To all my regular readers I’m sorry there has been quite a delay since my last post here. I’ve been busy finishing off the academic year and getting snowed under a little with all the end of semester marking. Nearly there.
I ignored the assignments waiting for my attention today because it’s my birthday.
I had a relaxing day, didn’t pressure myself in any way, enjoyed the lovely spring sunshine and gentle breeze. The highlight of the day was chatting via Skype with my grandchildren in Sydney. Precious times. Nearly went out birding, but didn’t in the end.
Instead of showing a photo taken today, I looked through my photo album to share one not seen here before. The shot above was taken a few weeks ago on our way back from Sydney. It shows a very obliging White-faced Heron feeding on one of the grassy areas in the beautiful Wagga Wagga Botanic Gardens.
Sydney Trip Report June 2011
A few days ago I wrote about our short visit to the Wagga Wagga Botanic Gardens in southern NSW. We were on our way home from holidaying in Sydney with family. These gardens are small but hold a nice range of Australian and exotic plants. It’s also a good spot to get right off the highway, relax with a picnic or a cuppa, and enjoy the range of birds resident in the area.
On this visit I managed to photograph several of the Grevillea species in flower, and while doing so I also captured a Red Wattlebird feeding on one of the bushes (see photo below). It must have been hungry, for the bird almost completely ignored me and my camera only a short distance away. I guess it also needed to stock up on energy for the cold night which was quickly closing in. It had been a bitterly cold day, quite unpleasant for being out and about.
While my prime objective is to photograph our wonderful Australian birds and showcase them here in this site, I also enjoy getting great shots of our native flowers like the Grevilleas. (You can see more photos of flowers, both native and exotic, on my other site, Trevor’s Travels. Click on the Parks and Gardens category or click here.
While staying with our friends in Gisborne north of Melbourne last January we went for a drive to Castlemaine and then on to Bendigo. The main purpose of the trip was not to do any birding but rather as a social outing. The ladies in our group wanted to see an exhibition in the gallery so my friend and I spent the time shopping. We didn’t buy anything, which can be the best kind of shopping.

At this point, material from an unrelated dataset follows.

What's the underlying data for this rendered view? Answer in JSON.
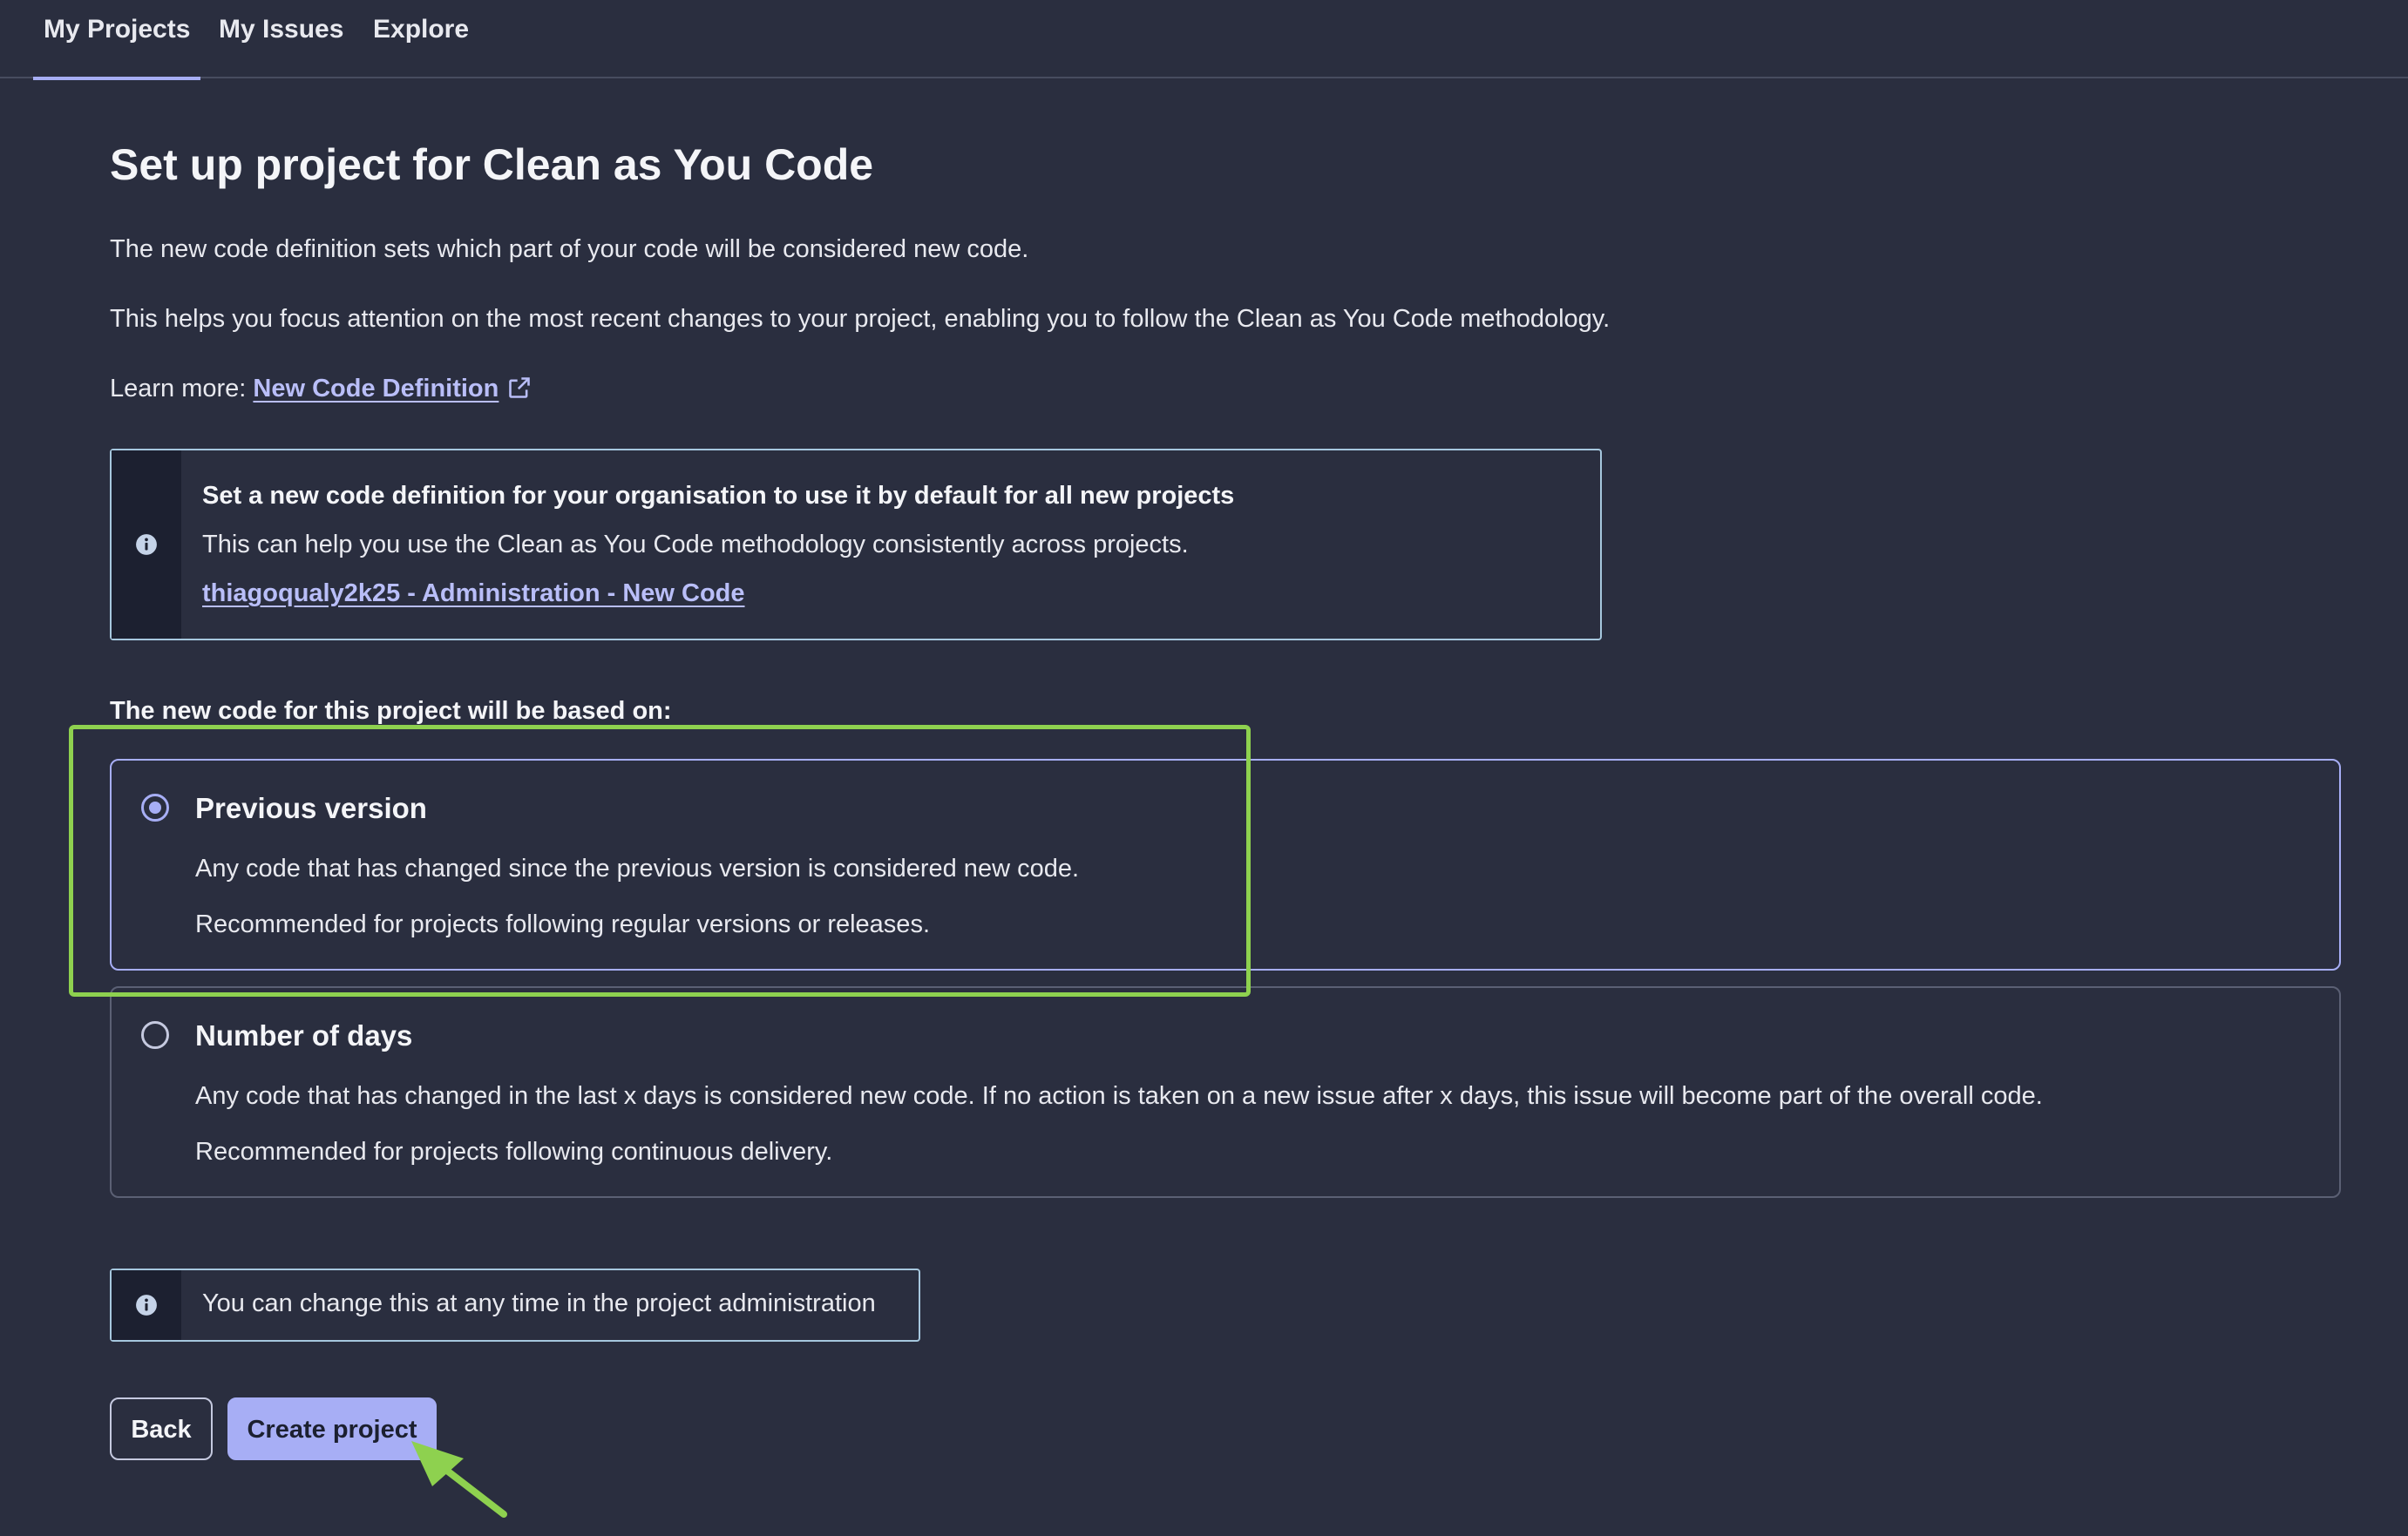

Before leaving I asked my friend to drive to the Bendigo Botanic Gardens. I wanted to check out the small zoo there and to get a few photos. I’m sorry I did. This very small zoo can hardly be called a zoo. Two rather disgusting aviaries with only a handful of birds and a small enclosure with three wallabies does not exactly inspire one to visit. The gardens are also in a very poor state. I guess the local authorities have the excuse of the continuing drought and severe water restrictions. I didn’t even bother making a list of birds living in the natural environment there as I was so upset. Visits here in the past have been so enjoyable in this beautiful city, but this time I felt very let down.
Whenever my wife and I travel interstate we look for national parks and botanic gardens to visit. Both afford excellent opportunities for us to pursue our interests. My wife is interested in Australian native plants and flowers – she has a small nursery – and I am interested in the birds that frequent such places.
On our trip through the eastern states last Christmas and New Year we visited Canberra for a short while. Our main objective was to visit the National Gallery to see the special Degas art exhibition. As important was a brief visit to the Australian National Botanic Gardens. These gardens are possibly our favourite in all that we have visited so far.
We were able to spend about three hours wandering the gardens on this occasion, not nearly enough time, granted, but we were on a tight schedule. During our stay we were entertained by a jazz group playing a variety of pieces. This, we found out, was a part of their Summer Series of concerts on Sunday evenings. Daylight Saving is ideal for such events and it proved to be very popular with many hundreds of people coming in toÂ the gardens. Fortunately the music did not deter the birds, and I was able to compile a nice list and get some interesting photos.
With so many plants in the gardens, and many of them flowering, it is not surprising to find many honeyeaters present and active. The Red Wattlebird shown in the photo above was quite unafraid of me only a few metres away; they are obviously used to people.
2007 Australian Capital Territory trip report #12
The Eastern Spinebill is one of Australia’s more colourful honeyeaters. We do not have this species in our garden in Murray Bridge, so I have to travel up into the Adelaide Hills, or interstate, to see this lovely bird.
It is a relatively common species in its range which extends along the coastal regions of eastern and south eastern Australia, from near Brisbane through to north of Adelaide. Its preferred habitat includes gardens, forests, heathlands and woodlands.
This particular species has caused me some angst over the last two years. Although I’ve seen it quite a few times, I haven’t been able to get any individuals to sit still long enough for me to focus the camera. Until my recent visit to the Australian National Botanic Gardens, that is. It’s quite a long drive to find one cooperative bird. Never mind, get it I did. It’s an even longer drive to see its cousin, the Western Spinebill in Western Australia. That one will have to wait a little while to appear in my camera lens.
Click on the image to enlarge the photo.